Upon arrival, everyone picks their bunks, unpacks, and admires one another’s gear.  We ponder over profound questions like whether sleeping bags or quilts are superior and whose dinner looks the most delicious.  Later on we enjoy a beautiful sunset, play a rousing game of Monopoly Deal, then gaze in wonder at the starlit sky.  No moon and no clouds means that our view of constellations such as Ka Makau Nui o Māui (Scoprio) is unobscured.  Hōkūnohoaupuni (The Milky Way) arches brightly over the mountains, moving slowly over us as Monday turns into Tuesday and our journey continues.

The new day begins with a discussion on how the night went.  How did you sleep?  Did you stay warm?  Who was snoring?  But we can’t sit and gab all day as there is a crater to explore.  Outside in the crisp morning air, the sun shines on the tops of the mountains and slowly makes its way down to the fields surrounding the cabin.  We decide to go down part of Kaupō Gap, admiring the well-made trail and many native plants like koa along the way. 

Earl coming down the trail after the group watches the sunrise

Taking time to admire the clouds and mountains in the distance

After a jaunt in the forest, we come back to the cabin for lunch with a view.  Then some of us head out again to do a loop in the crater.  Before that, though, people stop at “the cell spot” from which texts are sent and Duolingo streaks are kept.  On our excursion, we see many interesting sights and some cool examples of geological processes at work. 

The clouds are something, too!  Lenticular clouds above the mountains make the already otherworldly surroundings seem even more alien.  As we approach the cabin in the late afternoon, a slight drizzle from the approaching storm brings with it rainbows that are simply breathtaking.  Of course, it could also just be that we are exhausted and at 6,380 ft elevation.  Nevertheless, now it’s time to gear up for what will probably be a rainy night.

True to the forecast, it rained enough overnight to fill both the gutters and the mountainsides.  We watch the misty rain from the warm comfort of the cabin before part of the group decides to venture out in full armor to hunt down as many waterfalls as possible. 

The same walk down the gap that we did yesterday proves to be a totally different experience while drenched.  ʻŌhelo berries and lehua blossoms are covered in raindrops, and chutes that were dry yesterday now have freshwater cascading down them.  It is just lovely!

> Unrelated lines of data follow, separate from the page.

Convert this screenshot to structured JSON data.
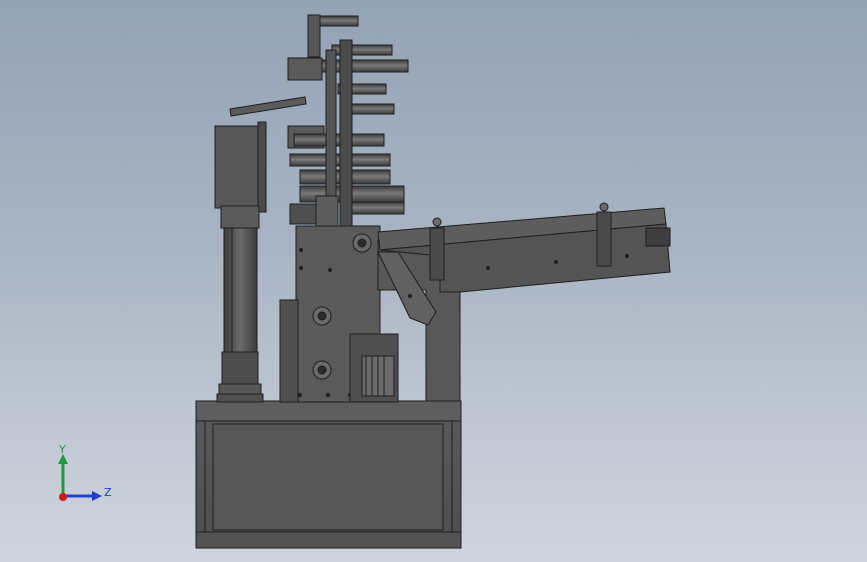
{
  "viewport": {
    "model_view": "machine-side-view"
  },
  "triad": {
    "y_label": "Y",
    "z_label": "Z",
    "colors": {
      "y_axis": "#1f9a3a",
      "z_axis": "#1f3fd0",
      "origin": "#d01818"
    }
  },
  "colors": {
    "body_dark": "#4a4a4a",
    "body_mid": "#5c5c5c",
    "body_light": "#6e6e6e",
    "edge": "#1e1e1e"
  }
}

A couple hours later, back under shelter, we change into comfy clothes and hang our damp duds behind the cabin to dry.  Inside the cabin, people listen to music, read, and play games.  One person decides to leave for a hike into the crater, and the rest of us eat, talk story, and start packing for the trek out.  The sun makes an appearance just in time to help things dry a little faster before setting, and we enjoy another cloudless night of stargazing after dinner.

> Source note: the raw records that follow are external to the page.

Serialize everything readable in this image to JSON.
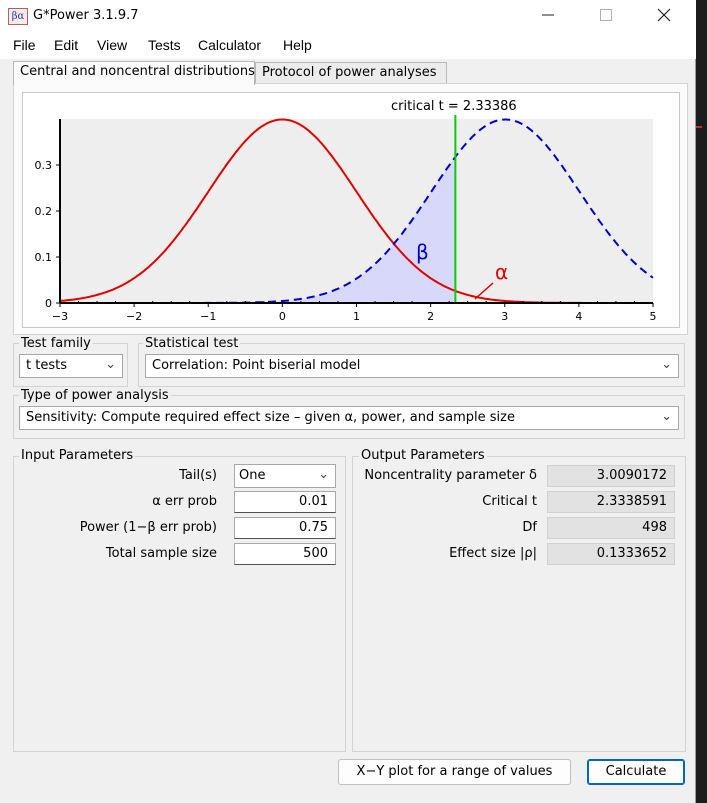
{
  "window": {
    "title": "G*Power 3.1.9.7",
    "icon_text": "βα",
    "minimize_icon": "minimize-icon",
    "maximize_icon": "maximize-icon",
    "close_icon": "close-icon"
  },
  "menu": [
    "File",
    "Edit",
    "View",
    "Tests",
    "Calculator",
    "Help"
  ],
  "tabs": {
    "distributions": "Central and noncentral distributions",
    "protocol": "Protocol of power analyses"
  },
  "plot": {
    "critical_label": "critical t =  2.33386",
    "beta_label": "β",
    "alpha_label": "α",
    "y_ticks": [
      "0",
      "0.1",
      "0.2",
      "0.3"
    ],
    "x_ticks": [
      "−3",
      "−2",
      "−1",
      "0",
      "1",
      "2",
      "3",
      "4",
      "5"
    ],
    "central_color": "#e00000",
    "noncentral_color": "#0000cc",
    "critical_color": "#00d000",
    "beta_fill": "#d8d8fb",
    "critical_t": 2.33386,
    "noncentrality": 3.0090172
  },
  "test_family": {
    "label": "Test family",
    "value": "t tests"
  },
  "statistical_test": {
    "label": "Statistical test",
    "value": "Correlation: Point biserial model"
  },
  "power_analysis": {
    "label": "Type of power analysis",
    "value": "Sensitivity: Compute required effect size – given α, power, and sample size"
  },
  "input": {
    "label": "Input Parameters",
    "tails_label": "Tail(s)",
    "tails_value": "One",
    "alpha_label": "α err prob",
    "alpha_value": "0.01",
    "power_label": "Power (1−β err prob)",
    "power_value": "0.75",
    "n_label": "Total sample size",
    "n_value": "500"
  },
  "output": {
    "label": "Output Parameters",
    "nc_label": "Noncentrality parameter δ",
    "nc_value": "3.0090172",
    "crit_label": "Critical t",
    "crit_value": "2.3338591",
    "df_label": "Df",
    "df_value": "498",
    "es_label": "Effect size |ρ|",
    "es_value": "0.1333652"
  },
  "buttons": {
    "xy_plot": "X−Y plot for a range of values",
    "calculate": "Calculate"
  },
  "accent_color": "#0067c0"
}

Everyone is up pretty early in the morning on Thursday in anticipation of our 10.4 mile journey out of the crater.  After a group photo, people check that they have everything, clean up the cabin, and start to leave.  The sun is behind us as we walk out, so it’s important to stop now and then and enjoy looking at it as it rises.  There is also more flora and fauna to enjoy like a special ʻiliahi (sandalwood) found only on Haleakalā, nohoanu (geraniums), and the native wolf spider.

It is no small feat climbing out of the crater, but there are lots of beautiful views along the way.  We ride the cinder cone roller coaster, circle the mounds of stone and sand, gaze at the lava tubes, and catch a break at Hōlua Cabin.  Then it is up the 3.7 miles of switchbacks where we gain 1,050 feet in elevation and a new sense of empathy for the hikers we saw going up Sliding Sands just a few days earlier.

One by one (or three), everyone makes their way to the Halemauʻu trailhead where our cars are waiting for us.  At 1:15 pm, the last of the group does a victory walk past the trail sign and joins the rest of us in changing shoes and talking about how great this trip turned out.  We huddle together for a moment of sunburnt and sweaty solidarity before going our own separate ways once again. 

Thank you to HTMC for providing opportunities for trips such as these.  I think I speak for everyone when I say that it was a wonderful experience.